To contact one of our “Forage for Profit” team, call the Seed Office on 01769 576232
or Graham Ragg on 07798 583667 or email email@example.com.
Measuring Grazed Grass
We have talked a lot about measuring grazed grass and setting targets to achieve the best grazing utilisation, but what is the best way to do this?
There are various methods for measuring grass and all can work, although some are a bit crude, these are:
- Sward sticks
- Marks on wellies
- Notches on a stick
- A beer bottle (standing up = pre grazing, lying down = post grazing)
There is no doubt, though, that the best way to measure grass quantity is with a rising plate metre which measures kg DM/ha. It gives the most accurate measurement and from an investment of around £350 will help to improve animal performance from grazing. It has been described as a feeder wagon equivalent for the grazing system, this describes it perfectly.
Feeder wagons have provided us with good information on DM intakes and plate metres can do the same with grazed grass.
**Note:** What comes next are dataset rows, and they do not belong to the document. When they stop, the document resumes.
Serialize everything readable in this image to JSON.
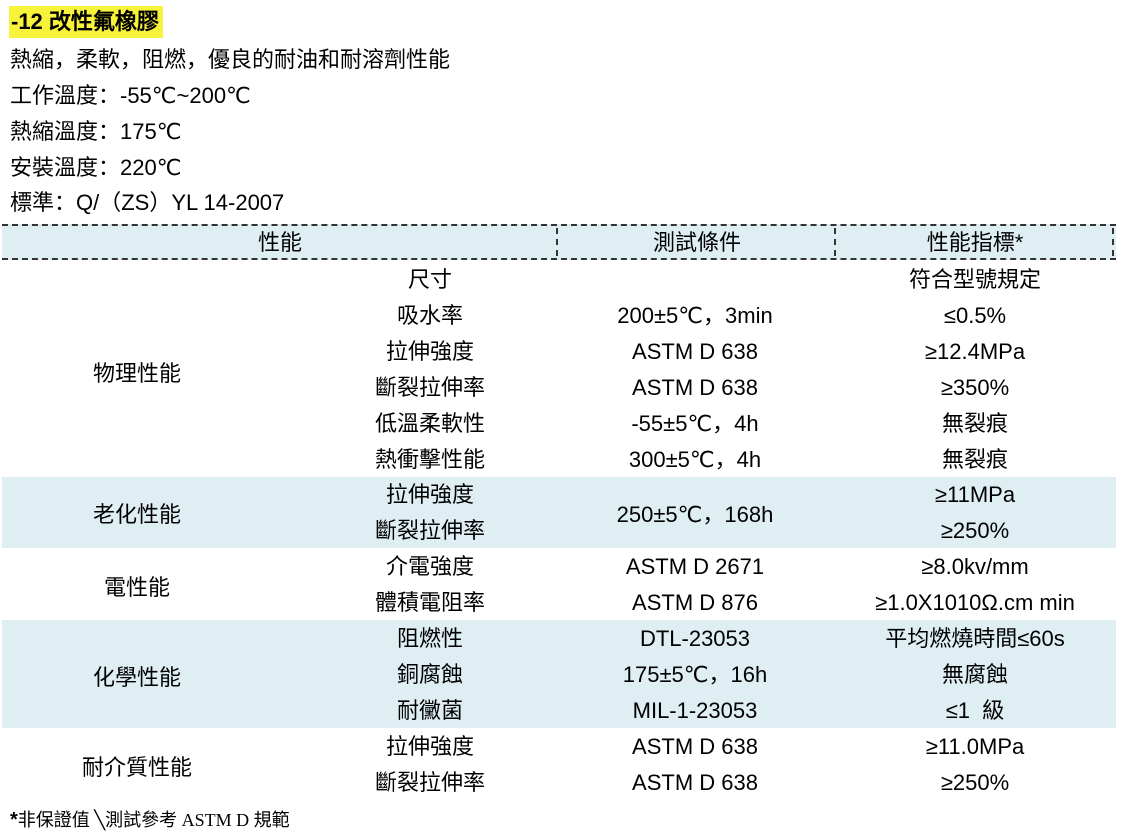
{
  "title": "-12 改性氟橡膠",
  "desc": {
    "features": "熱縮，柔軟，阻燃，優良的耐油和耐溶劑性能",
    "work_temp": "工作溫度：-55℃~200℃",
    "shrink_temp": "熱縮溫度：175℃",
    "install_temp": "安裝溫度：220℃",
    "standard": "標準：Q/（ZS）YL 14-2007"
  },
  "table": {
    "headers": [
      "性能",
      "測試條件",
      "性能指標*"
    ],
    "groups": [
      {
        "name": "物理性能",
        "rows": [
          {
            "item": "尺寸",
            "condition": "",
            "spec": "符合型號規定"
          },
          {
            "item": "吸水率",
            "condition": "200±5℃，3min",
            "spec": "≤0.5%"
          },
          {
            "item": "拉伸強度",
            "condition": "ASTM D 638",
            "spec": "≥12.4MPa"
          },
          {
            "item": "斷裂拉伸率",
            "condition": "ASTM D 638",
            "spec": "≥350%"
          },
          {
            "item": "低溫柔軟性",
            "condition": "-55±5℃，4h",
            "spec": "無裂痕"
          },
          {
            "item": "熱衝擊性能",
            "condition": "300±5℃，4h",
            "spec": "無裂痕"
          }
        ]
      },
      {
        "name": "老化性能",
        "merged_condition": "250±5℃，168h",
        "rows": [
          {
            "item": "拉伸強度",
            "spec": "≥11MPa"
          },
          {
            "item": "斷裂拉伸率",
            "spec": "≥250%"
          }
        ]
      },
      {
        "name": "電性能",
        "rows": [
          {
            "item": "介電強度",
            "condition": "ASTM D 2671",
            "spec": "≥8.0kv/mm"
          },
          {
            "item": "體積電阻率",
            "condition": "ASTM D 876",
            "spec": "≥1.0X1010Ω.cm min"
          }
        ]
      },
      {
        "name": "化學性能",
        "rows": [
          {
            "item": "阻燃性",
            "condition": "DTL-23053",
            "spec": "平均燃燒時間≤60s"
          },
          {
            "item": "銅腐蝕",
            "condition": "175±5℃，16h",
            "spec": "無腐蝕"
          },
          {
            "item": "耐黴菌",
            "condition": "MIL-1-23053",
            "spec": "≤1  級"
          }
        ]
      },
      {
        "name": "耐介質性能",
        "rows": [
          {
            "item": "拉伸強度",
            "condition": "ASTM D 638",
            "spec": "≥11.0MPa"
          },
          {
            "item": "斷裂拉伸率",
            "condition": "ASTM D 638",
            "spec": "≥250%"
          }
        ]
      }
    ]
  },
  "footnote": {
    "star": "*",
    "text": "非保證值 ╲測試參考 ASTM D 規範"
  },
  "colors": {
    "title_highlight": "#f7f23a",
    "band_tint": "#dfeef3"
  }
}
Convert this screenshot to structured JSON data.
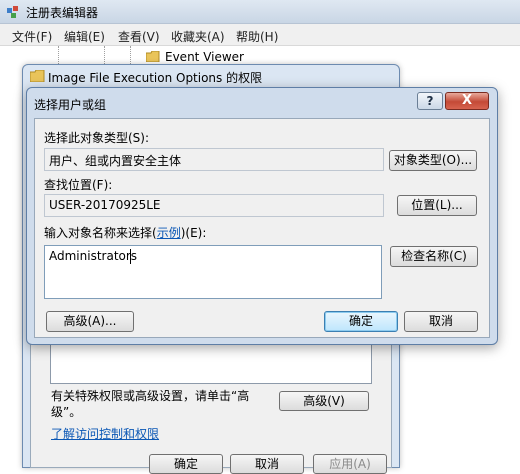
{
  "registry": {
    "title": "注册表编辑器",
    "menu": [
      "文件(F)",
      "编辑(E)",
      "查看(V)",
      "收藏夹(A)",
      "帮助(H)"
    ],
    "tree_item": "Event Viewer"
  },
  "permissions": {
    "title": "Image File Execution Options 的权限",
    "note": "有关特殊权限或高级设置，请单击“高级”。",
    "advanced_label": "高级(V)",
    "link": "了解访问控制和权限",
    "ok_label": "确定",
    "cancel_label": "取消",
    "apply_label": "应用(A)"
  },
  "select_dialog": {
    "title": "选择用户或组",
    "help_label": "?",
    "close_label": "X",
    "object_type_label": "选择此对象类型(S):",
    "object_type_value": "用户、组或内置安全主体",
    "object_types_button": "对象类型(O)...",
    "location_label": "查找位置(F):",
    "location_value": "USER-20170925LE",
    "location_button": "位置(L)...",
    "names_label_prefix": "输入对象名称来选择(",
    "names_label_link": "示例",
    "names_label_suffix": ")(E):",
    "names_value": "Administrators",
    "check_names_button": "检查名称(C)",
    "advanced_button": "高级(A)...",
    "ok_button": "确定",
    "cancel_button": "取消"
  }
}
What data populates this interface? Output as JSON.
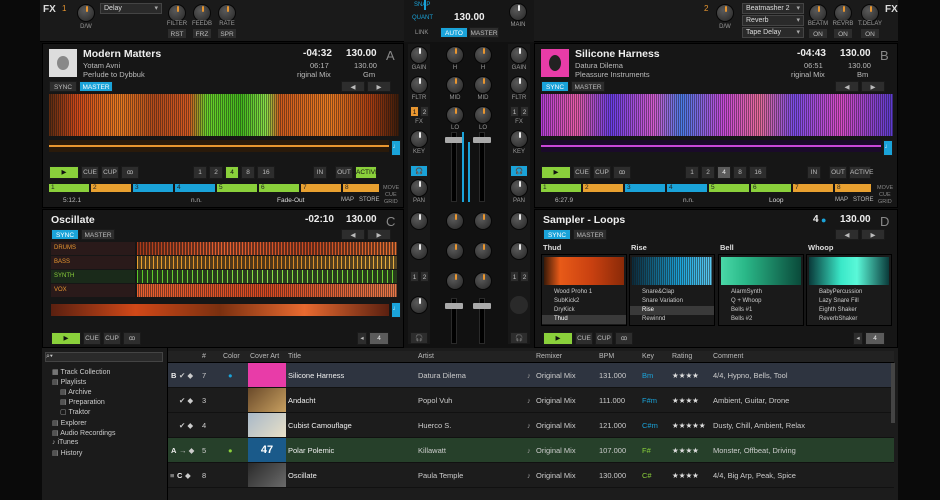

There are some terms we need to be familiar with and understand to make best use of the information provided and these are:
This is the average grass DM cover of the whole farm taken by adding up the total of each field and dividing by the hectares available i.e. 165,000kgDM total, 75 hectares available = 2,200kgDM average farm cover per hectare.
As above, but just for each individual field i.e. 6,250kgDM total for the field, 2.5 hectares available = 2,500kgDM/Ha cover.
This is the kgDM cover of the next field to be grazed. The aim is to be at 2800kgDM/Ha. If the cover is above this there is a potential for wastage, and if the cover is less, animal performance could suffer unless other feeds are made available.
This is the kgDM cover of the field after the cows have come out. The aim here is for 1500kgDM/Ha in the early part of the season and 1800-2000kgDM/Ha later in the season. If the cover is above this, then grazing potential is being lost and later grazing will be compromised by the amount of stem remaining, if the cover is less, then cows have been restricted too much and productivity will be lower.
Available Grazing Cover (AGC)
This is the difference between the pre-grazing and the postgrazing cover that is available for the cows i.e. 2800kg – 1500kg = 1300kgDM/Ha available grazing. If we have a 15kgDM per cow target then 1300 ÷ 15 = 86 cows/Ha for one day. Daily cover growth This is to work out what the daily grass cover growth rate is for the whole grazing area farm cover).
Take last week’s measurement away from this weeks and divide by the number of days in between, i.e. 2650kg – 2335 = 315 ÷ 7 = 45 so the daily cover growth rate is 45kgDM/day for that particular week.
There is a strong correlation between grass digestibility and intake, high quality grass translates into better animal performance. Regular re-seeding goes a long way to maintaining quality grass.
This is the measurement of grass cover on each field across the farm and how each fields growth is matching expectation (see graph below). When fields fall below the target line then there is a likelihood of grass shortage, so action needs to be taken to get back on target by additional buffer feed, adding more grass, or increase nitrogen rate ahead. If fields are above the line then they need to be grazed sooner or shut up for silage. It is a good way of monitoring how grass growth is progressing and where to focus attention.
Once you come to terms with these descriptions, start using use the plate metre to really
monitor weekly grass growth and availability, then you will soon see improvements in grass utilisation and animal performance. Your Mole Valley Feed Solutions specialist can help you to use plate metre and then set some realistic M+ from grazing targets.
How much grass have you got?
Plate meters, used weekly through the grazing season, provide information for you to make grassland and stock management decisions.
Plate meters can be ordered from Mole Valley Plus on 01769 576201.